OLD TIFF An old cooking apple from the village of Beckley in Oxfordshire. On driving through Beckley, to see another tree, we were struck by the fruit hanging from this impressive tree. The owners, Peter and Elizabeth Wheeler, renamed their cottage ‘Tiff’s House’ when it passed to Mr Wheeler. His grandfather was called Hector Macdonald (no connection with the apple named Hector Macdonald, bred by Charles Ross and named after a military hero) and he built the house in 1926. The site came with a grand old apple tree, substantially aged and already propped up – a survivor of a small orchard. Hector Macdonald was known as ‘Tiff’ and was a builder and stonemason, employed by the firm of Benfield and Loxley to work on the Oxford Colleges. He was also a keen amateur breeder of Irises. He died in the 1980s. His apple is large, ribbed and often asymmetrical, green becoming paler, with some russet patches and developing long, pretty flecks of pale carmine in sunny summers. It is ripe in October and will keep until the end of the year. Cooked, it breaks down easily to a fluffy purée, with a rich tangy flavour, sweet enough without adding sugar. It does not appear to be any currently known variety and the new name has been given by Mr and Mrs Wheeler, in memory of Old Tiff. Pollination Group 4
ONIBURY PIPPIN An old variety from Onibury, Shropshire, of which little is known other than having been raised by Thomas Andrew Knight, who had a nursery at Onibury, in the early 19th century. It appeared at the 1934 Apple and Pear conference, but without description. It has re-appeared in modern times and we are grateful to Andrew Large for providing us with scion wood. A medium sized dessert apple, possibly once used for cider. Apples are medium sized and roundish conical, with skin of matt, pale yellow, sometimes with russet dots and patches. Ripe in September. There is often a fleshy protuberance at the stalk sending it at an oblique angle. The flesh is firm, lemony, not that juicy, but sweet and richly flavoured. By mid November the apples are shrinking and no longer crisp, but very rich, mellow and sweet. Pollination Group 5

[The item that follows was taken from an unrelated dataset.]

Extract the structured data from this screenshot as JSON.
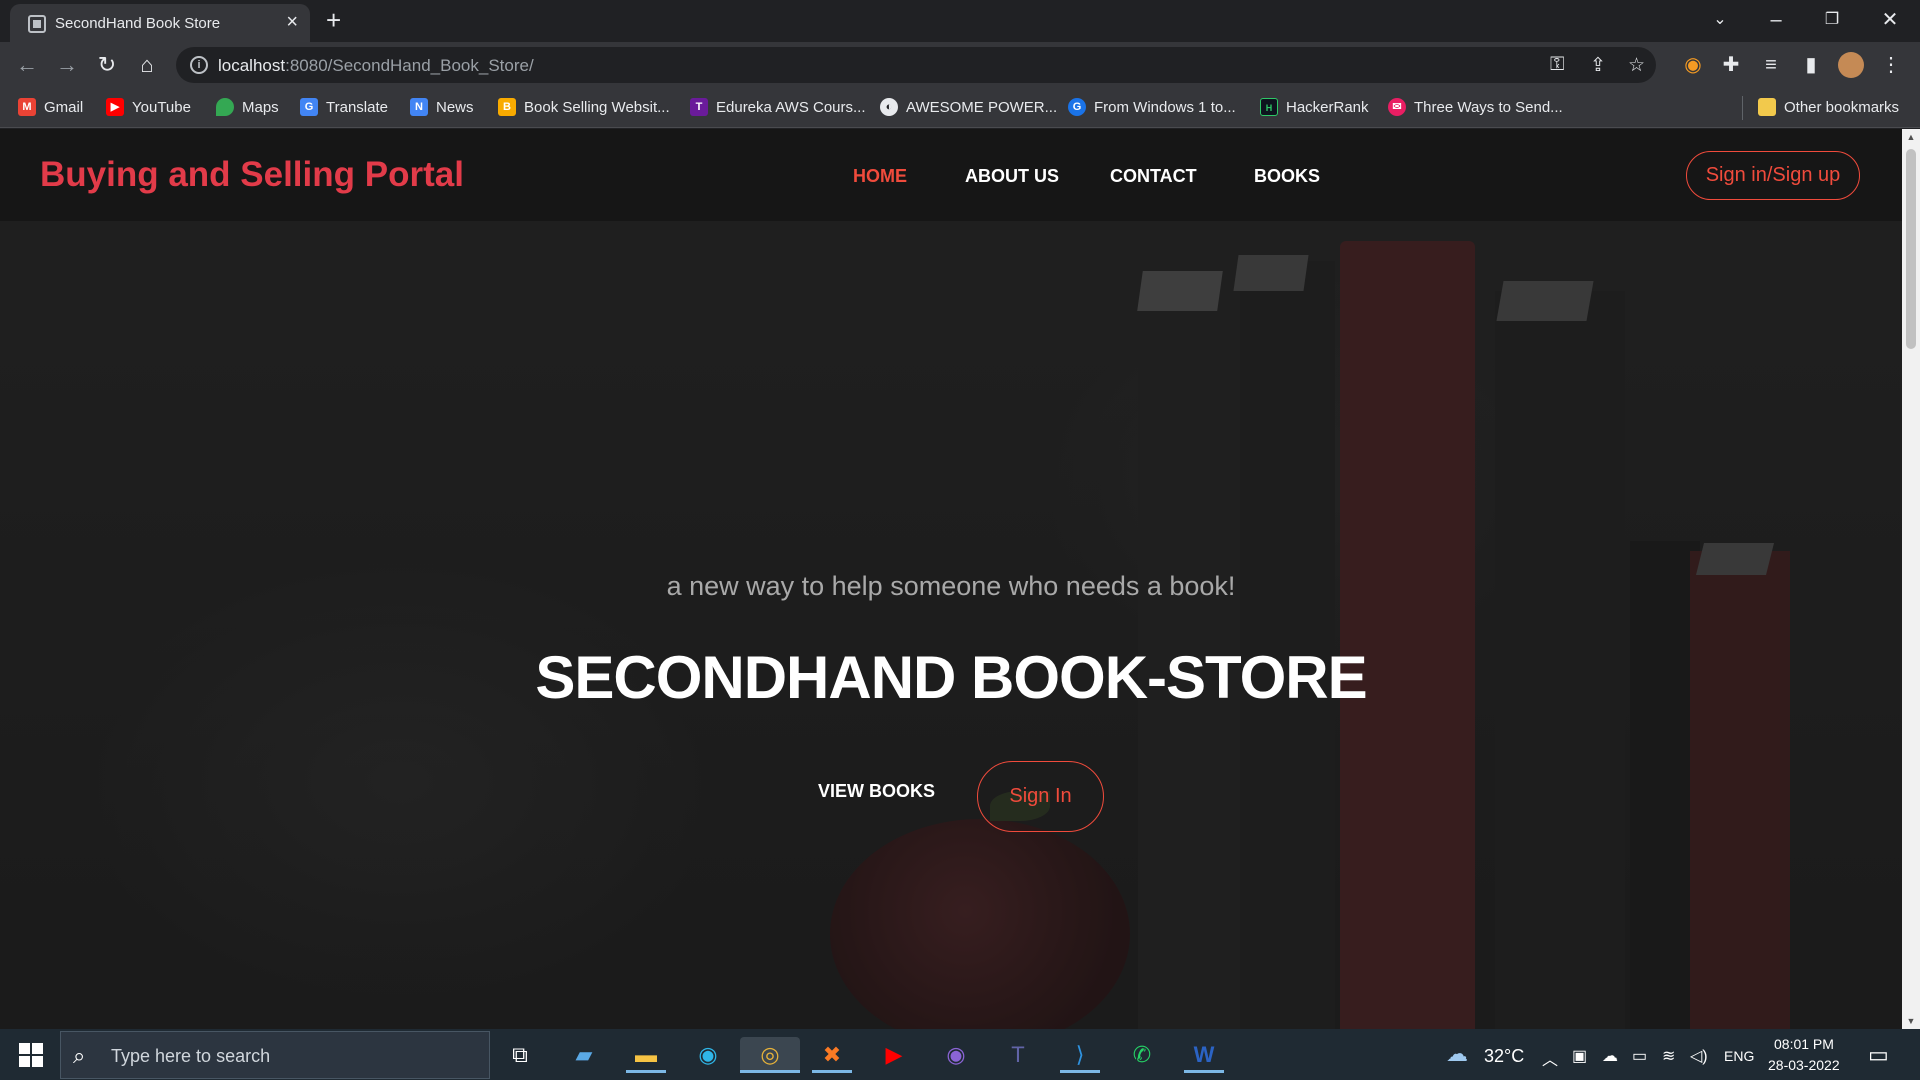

  ONTARIO Raised around 1820 as a cross between Wagener and Northern Spy, it was once widely grown in North America and Western Europe, but is now rarely encountered, despite being of top quality. Bunyard says it was raised by Mr Charles Arnold in Ontario. It has been known in Britain for nearly 100 years. The large, flattish, rounded and ribbed apples are pale green with thin streaks of russet and faint stripes of pale crimson. They are crisp, sweet and tangy and ripen in late October. Crops are abundant, hence its use in commercial planting. It will store well until May and is very high in vitamin C. It is also a good cooking apple, keeping its shape. Thanks to Mary Walters of Oxford, for providing scions from her old tree. T*. Pollination Group 4    
ORANGE There are several apples of this name noted in the old literature. This one is believed by us to be ‘Orange 2’ of the National Apple Register; the French one, which has been known here since 1872, when Scott reported that he had obtained it from Monsieur Leroy of Angers. We have re-introduced it, having been sent scions by the French national Collection. Scott described it as medium sized, of top quality and in season from October to November. It is roundish, with skin of fine yellow, shaded with crimson and sprinkled with grey and light coloured dots. The flesh is white, tender, juicy, mild and pleasantly subacid. It is best left as long as possible before picking for the fullest flavour. Pollination Group 5